Tuesday, 10 March 2015
An Bille um an gCeathrú Leasú is Tríocha ar an mBunreacht (Comhionannas Pósta) 2015: An Dara Céim - Thirty-fourth Amendment of the Constitution (Marriage Equality) Bill 2015: Second Stage
I welcome the Bill and I will support it. I will vote "Yes" on 22 May.
Most people who will vote in the forthcoming referendum will not be personally impacted by the vote. However, it is well understood by most people that it collectively has an impact on us in that it is an act of social solidarity that will change the laws in order for us to become more equal and inclusive. Since the foundation of the State, we have tended to outsource social issues to religious institutions as though we were best guided by such bodies. Changing that has been hugely problematic, as there was a blurring of lines between church and State which is difficult to untangle. In this instance, it extends to highlighting the difference between civil and religious marriage.

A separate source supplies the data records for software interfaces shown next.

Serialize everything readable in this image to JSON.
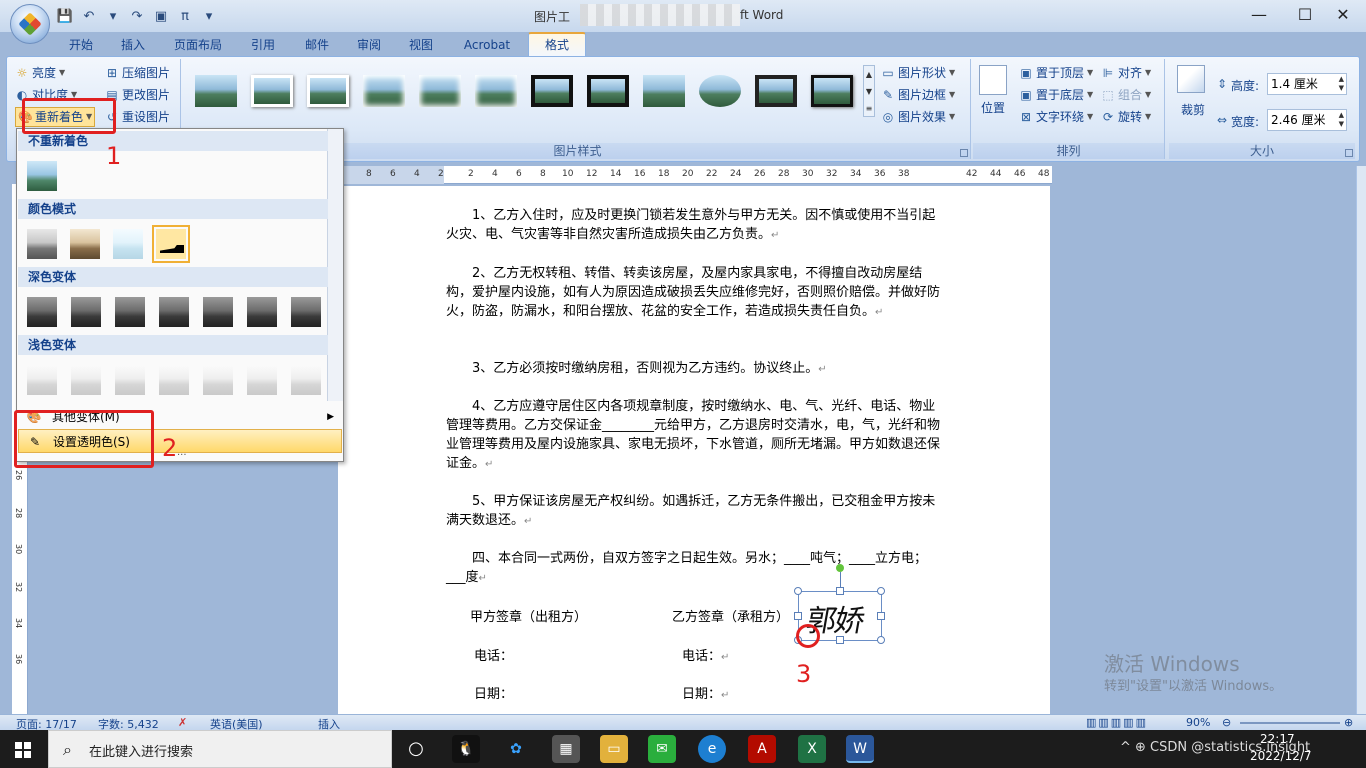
{
  "window": {
    "title_left": "图片工",
    "title_right": "ft Word",
    "controls": [
      "—",
      "☐",
      "✕"
    ]
  },
  "qat": [
    "💾",
    "↶",
    "▾",
    "↷",
    "▣",
    "π",
    "▾"
  ],
  "tabs": [
    "开始",
    "插入",
    "页面布局",
    "引用",
    "邮件",
    "审阅",
    "视图",
    "Acrobat",
    "格式"
  ],
  "ribbon": {
    "adjust": {
      "brightness": "亮度",
      "contrast": "对比度",
      "recolor": "重新着色",
      "compress": "压缩图片",
      "change": "更改图片",
      "reset": "重设图片"
    },
    "styles_label": "图片样式",
    "shape": "图片形状",
    "border": "图片边框",
    "effects": "图片效果",
    "arrange": {
      "position": "位置",
      "front": "置于顶层",
      "back": "置于底层",
      "wrap": "文字环绕",
      "align": "对齐",
      "group": "组合",
      "rotate": "旋转",
      "label": "排列"
    },
    "size": {
      "crop": "裁剪",
      "height_label": "高度:",
      "height_value": "1.4 厘米",
      "width_label": "宽度:",
      "width_value": "2.46 厘米",
      "label": "大小"
    }
  },
  "ruler": {
    "h": [
      "8",
      "6",
      "4",
      "2",
      "2",
      "4",
      "6",
      "8",
      "10",
      "12",
      "14",
      "16",
      "18",
      "20",
      "22",
      "24",
      "26",
      "28",
      "30",
      "32",
      "34",
      "36",
      "38",
      "42",
      "44",
      "46",
      "48"
    ],
    "v": [
      "26",
      "28",
      "30",
      "32",
      "34",
      "36"
    ]
  },
  "recolor_menu": {
    "no_recolor": "不重新着色",
    "color_modes": "颜色模式",
    "dark_variants": "深色变体",
    "light_variants": "浅色变体",
    "more_variants": "其他变体(M)",
    "set_transparent": "设置透明色(S)",
    "partial": "..."
  },
  "document": {
    "p1": "1、乙方入住时，应及时更换门锁若发生意外与甲方无关。因不慎或使用不当引起火灾、电、气灾害等非自然灾害所造成损失由乙方负责。",
    "p2": "2、乙方无权转租、转借、转卖该房屋，及屋内家具家电，不得擅自改动房屋结构，爱护屋内设施，如有人为原因造成破损丢失应维修完好，否则照价赔偿。并做好防火，防盗，防漏水，和阳台摆放、花盆的安全工作，若造成损失责任自负。",
    "p3": "3、乙方必须按时缴纳房租，否则视为乙方违约。协议终止。",
    "p4": "4、乙方应遵守居住区内各项规章制度，按时缴纳水、电、气、光纤、电话、物业管理等费用。乙方交保证金________元给甲方，乙方退房时交清水，电，气，光纤和物业管理等费用及屋内设施家具、家电无损坏，下水管道，厕所无堵漏。甲方如数退还保证金。",
    "p5": "5、甲方保证该房屋无产权纠纷。如遇拆迁，乙方无条件搬出，已交租金甲方按未满天数退还。",
    "p6": "四、本合同一式两份，自双方签字之日起生效。另水；____吨气；____立方电；___度",
    "para_mark": "↵",
    "sign_a": "甲方签章（出租方）",
    "sign_b": "乙方签章（承租方）",
    "phone_a": "电话：",
    "phone_b": "电话：",
    "date_a": "日期：",
    "date_b": "日期：",
    "signature": "郭娇"
  },
  "annotations": [
    "1",
    "2",
    "3"
  ],
  "status": {
    "page": "页面: 17/17",
    "words": "字数: 5,432",
    "lang": "英语(美国)",
    "mode": "插入",
    "zoom": "90%"
  },
  "watermark": {
    "line1": "激活 Windows",
    "line2": "转到\"设置\"以激活 Windows。"
  },
  "taskbar": {
    "search_placeholder": "在此键入进行搜索",
    "tray": "^ ⊕ CSDN @statistics.insight",
    "time": "22:17",
    "date": "2022/12/7"
  }
}
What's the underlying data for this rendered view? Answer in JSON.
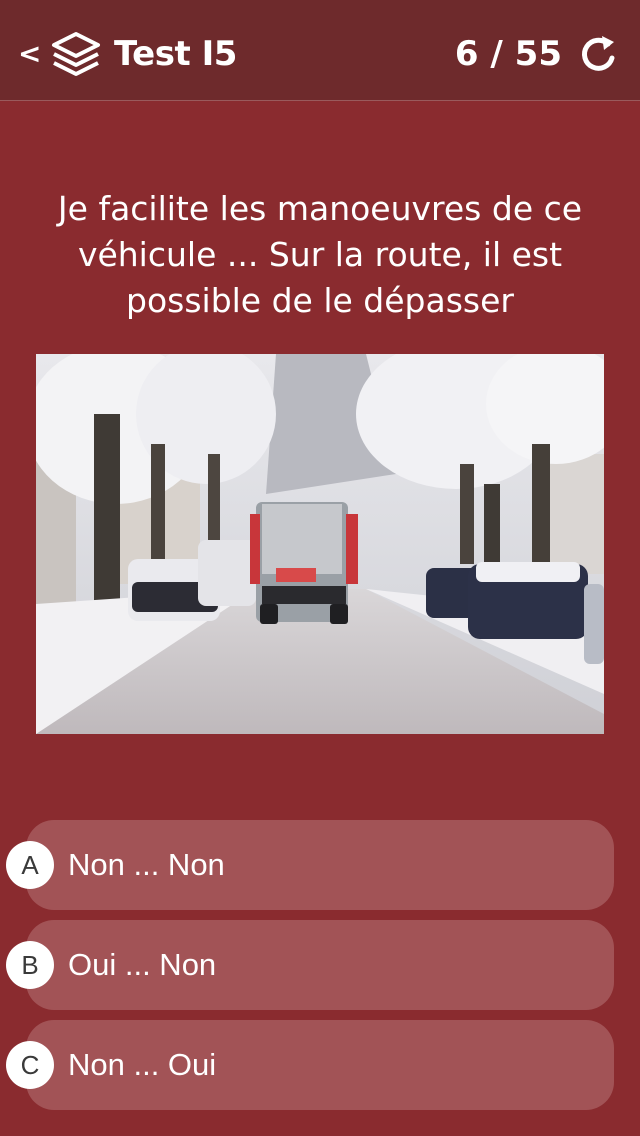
{
  "header": {
    "back_label": "<",
    "title": "Test I5",
    "counter": "6 / 55",
    "icons": {
      "left": "layers-stack-icon",
      "right": "refresh-icon"
    }
  },
  "question": {
    "text": "Je facilite les manoeuvres de ce véhicule ... Sur la route, il est possible de le dépasser"
  },
  "answers": [
    {
      "letter": "A",
      "text": "Non ... Non"
    },
    {
      "letter": "B",
      "text": "Oui ... Non"
    },
    {
      "letter": "C",
      "text": "Non ... Oui"
    }
  ],
  "colors": {
    "background": "#8a2b2f",
    "header": "#6e2a2c",
    "answer_bg": "#a25356",
    "text": "#ffffff"
  }
}
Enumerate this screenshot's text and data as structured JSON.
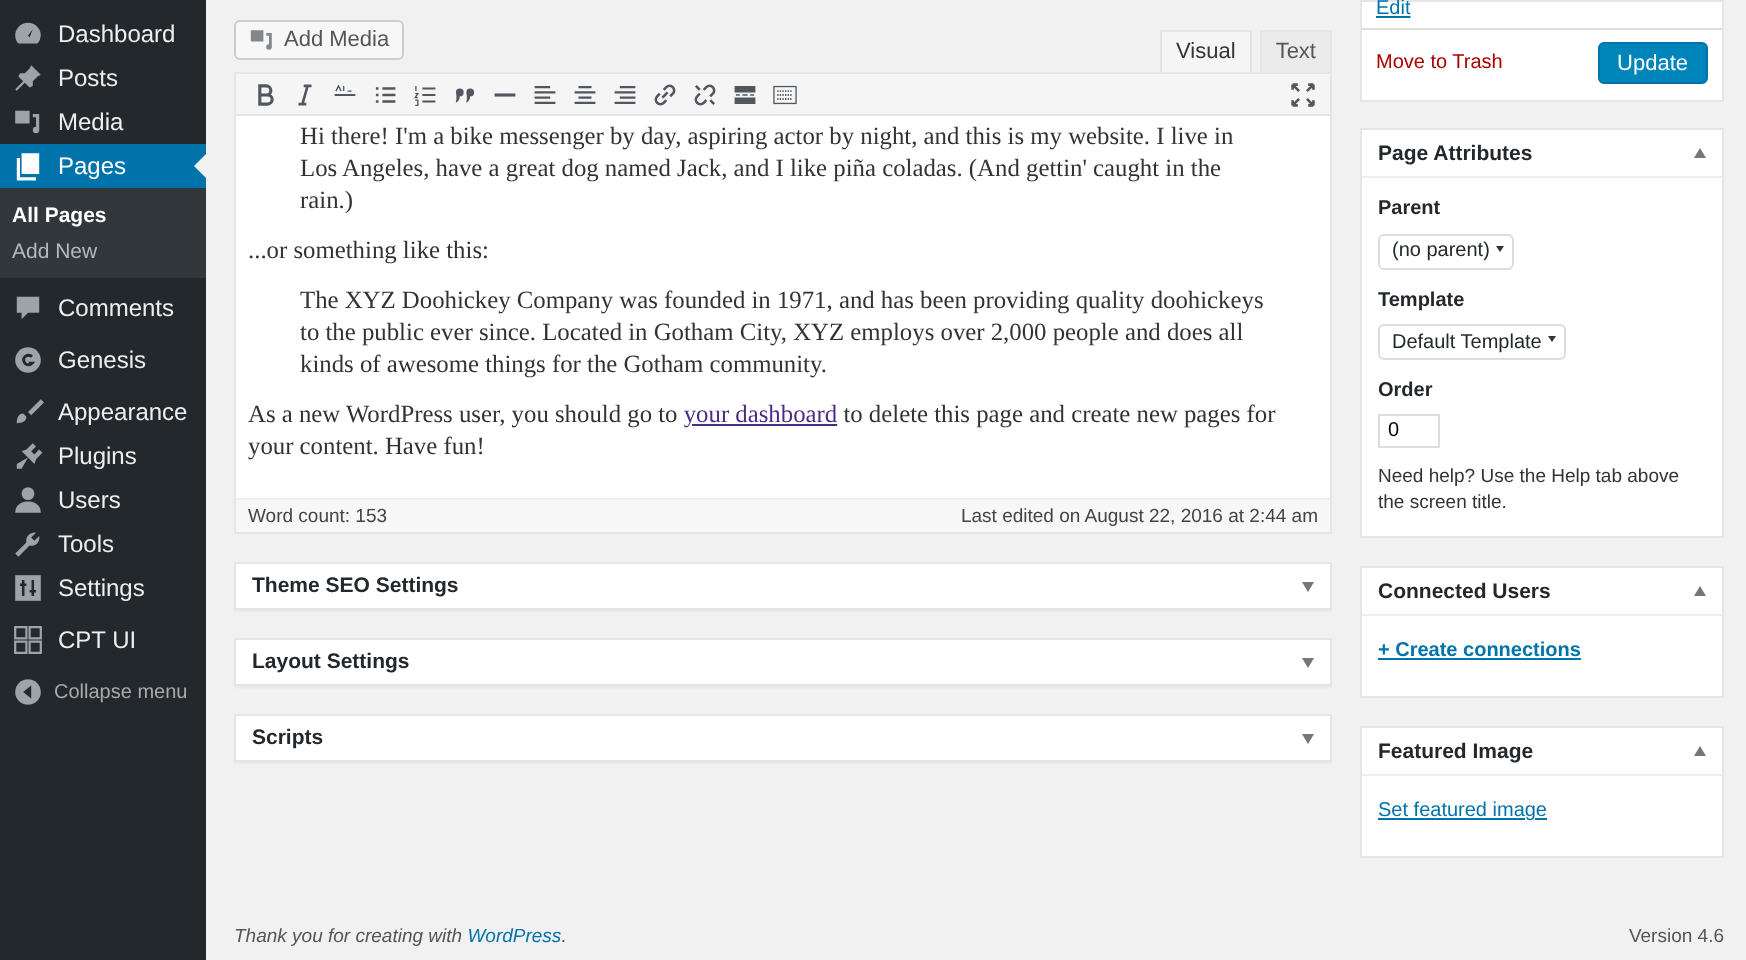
{
  "sidebar": {
    "items": [
      {
        "label": "Dashboard",
        "selected": false
      },
      {
        "label": "Posts",
        "selected": false
      },
      {
        "label": "Media",
        "selected": false
      },
      {
        "label": "Pages",
        "selected": true,
        "children": [
          {
            "label": "All Pages",
            "selected": true
          },
          {
            "label": "Add New",
            "selected": false
          }
        ]
      },
      {
        "label": "Comments",
        "selected": false
      },
      {
        "label": "Genesis",
        "selected": false
      },
      {
        "label": "Appearance",
        "selected": false
      },
      {
        "label": "Plugins",
        "selected": false
      },
      {
        "label": "Users",
        "selected": false
      },
      {
        "label": "Tools",
        "selected": false
      },
      {
        "label": "Settings",
        "selected": false
      },
      {
        "label": "CPT UI",
        "selected": false
      },
      {
        "label": "Collapse menu",
        "selected": false
      }
    ]
  },
  "editor": {
    "add_media": "Add Media",
    "tabs": [
      {
        "label": "Visual",
        "selected": true
      },
      {
        "label": "Text",
        "selected": false
      }
    ],
    "content": [
      {
        "kind": "quote",
        "text": "Hi there! I'm a bike messenger by day, aspiring actor by night, and this is my website. I live in Los Angeles, have a great dog named Jack, and I like piña coladas. (And gettin' caught in the rain.)"
      },
      {
        "kind": "para",
        "text": "...or something like this:"
      },
      {
        "kind": "quote",
        "text": "The XYZ Doohickey Company was founded in 1971, and has been providing quality doohickeys to the public ever since. Located in Gotham City, XYZ employs over 2,000 people and does all kinds of awesome things for the Gotham community."
      },
      {
        "kind": "para",
        "text": "As a new WordPress user, you should go to ",
        "link": "your dashboard",
        "after": " to delete this page and create new pages for your content. Have fun!"
      }
    ],
    "word_count": "Word count: 153",
    "last_edited": "Last edited on August 22, 2016 at 2:44 am"
  },
  "meta_boxes": [
    {
      "title": "Theme SEO Settings",
      "expanded": false
    },
    {
      "title": "Layout Settings",
      "expanded": false
    },
    {
      "title": "Scripts",
      "expanded": false
    }
  ],
  "publish": {
    "edit_link": "Edit",
    "trash": "Move to Trash",
    "update": "Update"
  },
  "page_attributes": {
    "title": "Page Attributes",
    "expanded": true,
    "parent_label": "Parent",
    "parent_value": "(no parent)",
    "template_label": "Template",
    "template_value": "Default Template",
    "order_label": "Order",
    "order_value": "0",
    "help": "Need help? Use the Help tab above the screen title."
  },
  "connected_users": {
    "title": "Connected Users",
    "expanded": true,
    "link": "+ Create connections"
  },
  "featured_image": {
    "title": "Featured Image",
    "expanded": true,
    "link": "Set featured image"
  },
  "footer": {
    "text": "Thank you for creating with ",
    "link": "WordPress",
    "after": ".",
    "version": "Version 4.6"
  }
}
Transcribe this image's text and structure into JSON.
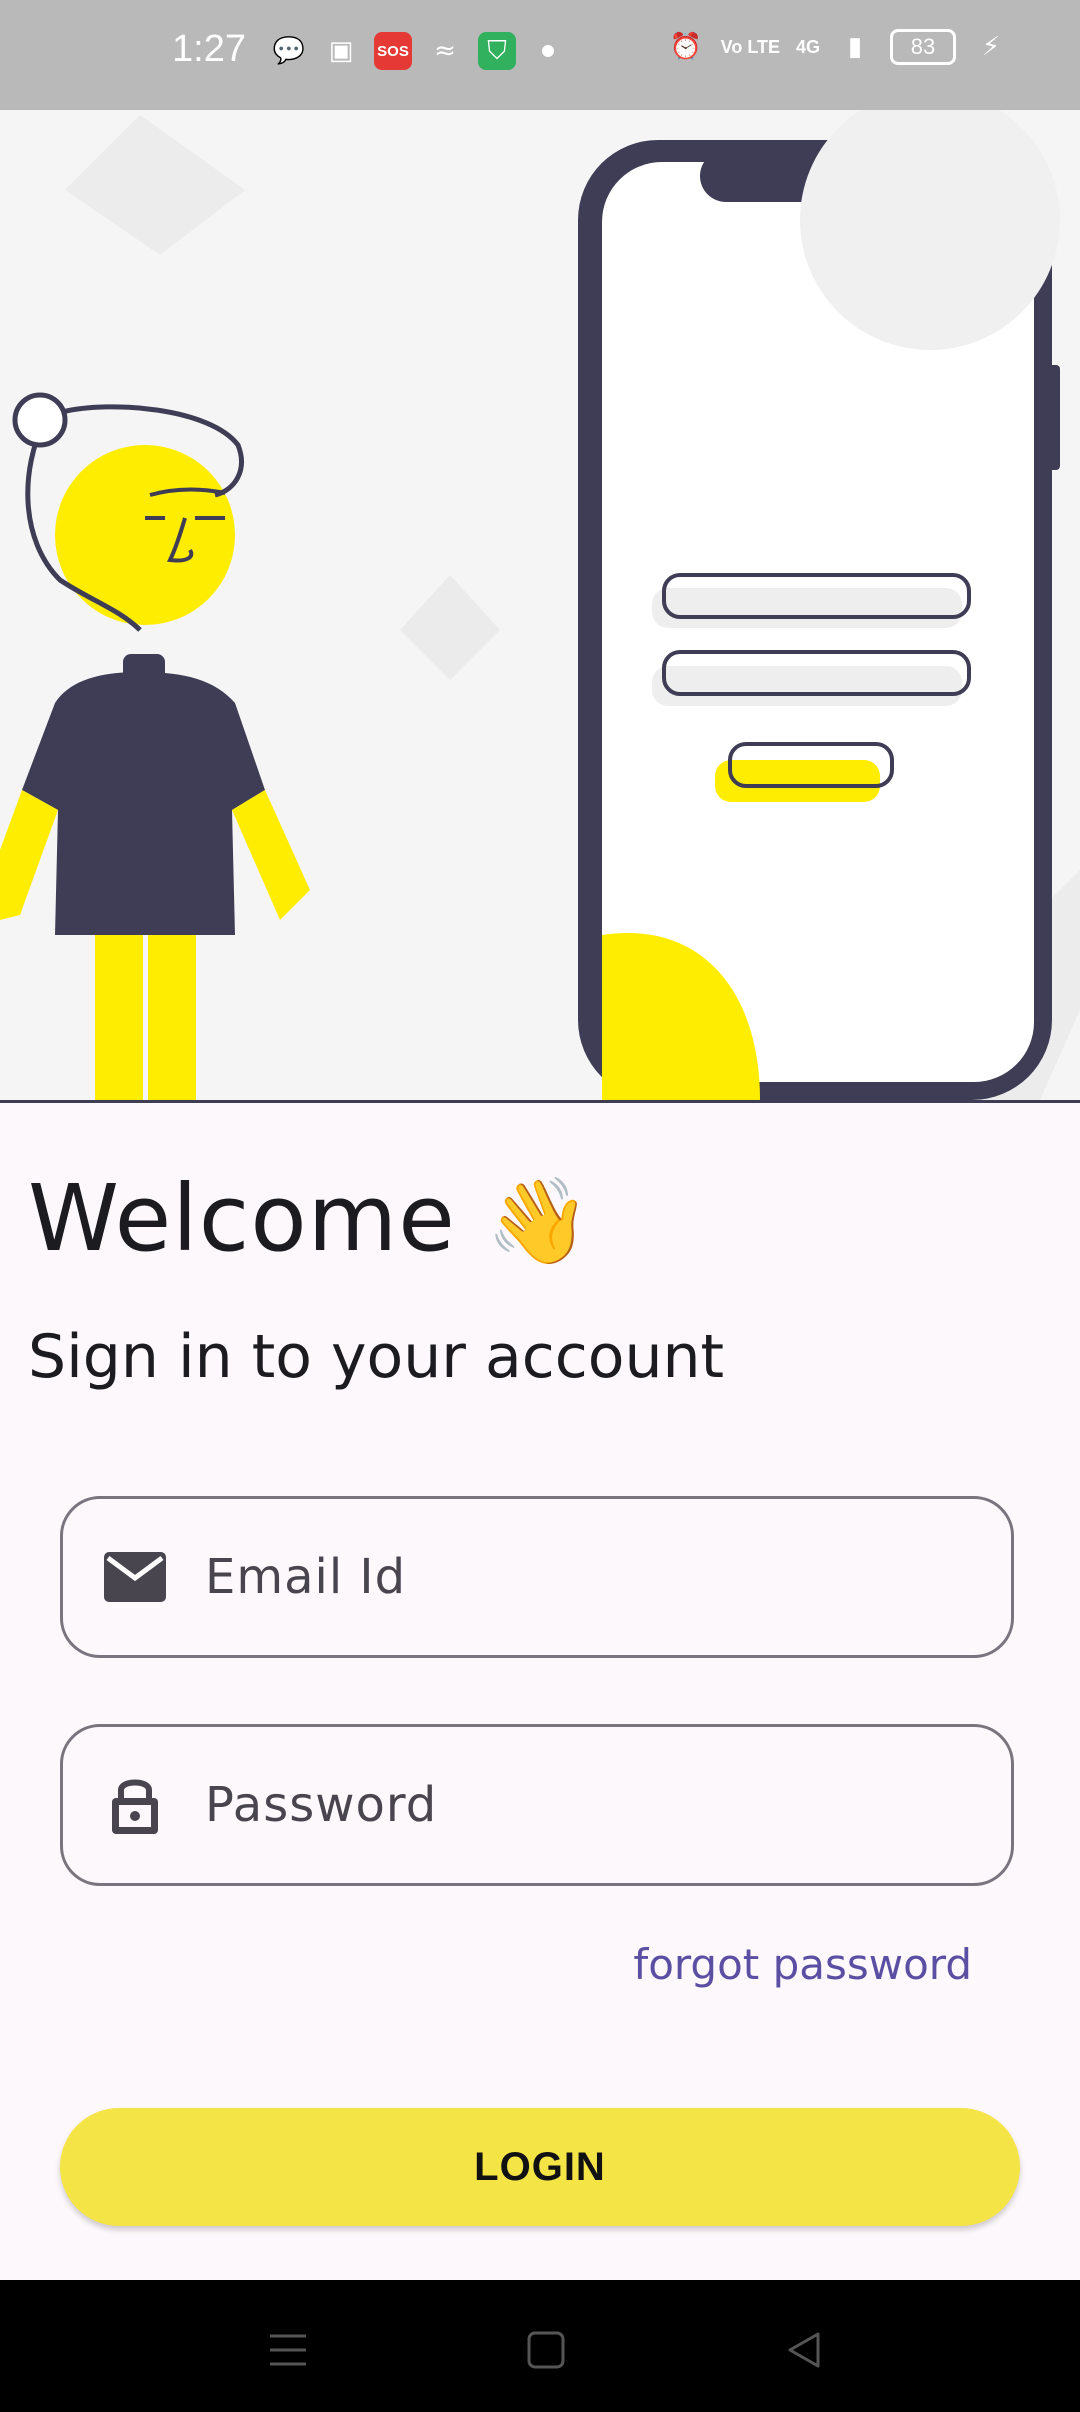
{
  "status_bar": {
    "time": "1:27",
    "battery": "83",
    "network": "4G",
    "volte": "Vo LTE",
    "sos": "SOS"
  },
  "welcome": {
    "title": "Welcome",
    "emoji": "👋",
    "subtitle": "Sign in to your account"
  },
  "form": {
    "email_placeholder": "Email Id",
    "password_placeholder": "Password",
    "forgot_label": "forgot password",
    "login_label": "LOGIN"
  },
  "colors": {
    "accent_yellow": "#f5e446",
    "link_purple": "#5b4fa3",
    "illustration_dark": "#3f3d56",
    "illustration_yellow": "#ffed00"
  },
  "icons": {
    "email": "mail-icon",
    "password": "lock-icon",
    "nav_menu": "menu-icon",
    "nav_home": "home-icon",
    "nav_back": "back-icon"
  }
}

Only in recent decades have we got to grips with issues that are more properly located in the area of civic morality. That is strange, given that we are very proud to declare that we live in a republic. Civic morality is underpinned by values such as equality, acceptance and freedom, all of which are part of the building blocks towards a better society. Many of the public debates on the issues surrounding the eighth amendment, for example, or the right to travel and information in this respect, along with the two divorce referendums, were framed by people who took absolute positions on either side. They were very difficult campaigns. For example, I remember being in the count centre on the day the first divorce referendum was lost, and the effect it had on those who were directly affected was absolutely awful. They wanted a second chance and their relationships to be accepted. It was a personal matter for such people and they were badly bruised by the campaign and its outcome. Both personal and societal damage was done at that time, and we want to ensure that on 23 May, we will not have a repeat of that.
The Minister highlighted a difference in this issue in that it emerged from the Constitutional Convention and this referendum was recommended by it. The civic ownership of the campaign is beginning to emerge, and the Vote with Us campaign, for example, is a manifestation of it. The campaign facilitates people telling their story as to why people should vote "Yes", and already it is evident that it features people from all sectors of society. Brighid and Paddy are a couple who were highlighted at the weekend and will be married for 50 years in 2015. They made a point of describing themselves as being Roman Catholic. They argue that this is a civil right that they want for their children and grandchildren. Mothers and fathers are talking about sons and daughters. There are straight and gay people involved with the campaign, which is cross-generational and compelling in its ordinariness. People who have never engaged with politics have come forward to campaign for a "Yes" vote, which is really important. There is no point in wanting a more equal society but staying at home on 22 May. It is essential that people come out to vote, and it is essential that ownership of the campaign is portrayed in way that citizens can engage with it.
Most people want to live and let live and they are not keen on a nanny state. Nevertheless, they want to develop our laws in a way that allows people maximum freedom to live their lives. That is what this referendum is seeking to achieve. Civil partnership has been advanced and it delivered rights but fewer of them. For example, there has been no recognition of the rights of same-sex couples for many social supports in cases of hardship. This can quite literally leave loved ones out in the cold. A home of people in a civil partnership is described as a shared home rather than a family home, and there are implications for the protection of dependant children, for example, living in the home. There is also a lack of protection for civil partners who are deserted.
It could not be simpler in the case of a civil marriage vote; if we legalise marriage for gay and lesbian citizens, they will be free to get married, although it will not be compulsory. For many people, Ireland will simply be a happier place. In a post-crash Ireland, I cannot think of a better way of building civic morality that is grounded in the long-held Irish values of fairness and compassion than by voting "Yes" on 22 May. Better still, we will become the first country in the world to do this by popular vote. We will join the 18 nations and 820 million people who have already done it. The only issue to concern us is complacency, as we all need to get out and be active in this campaign.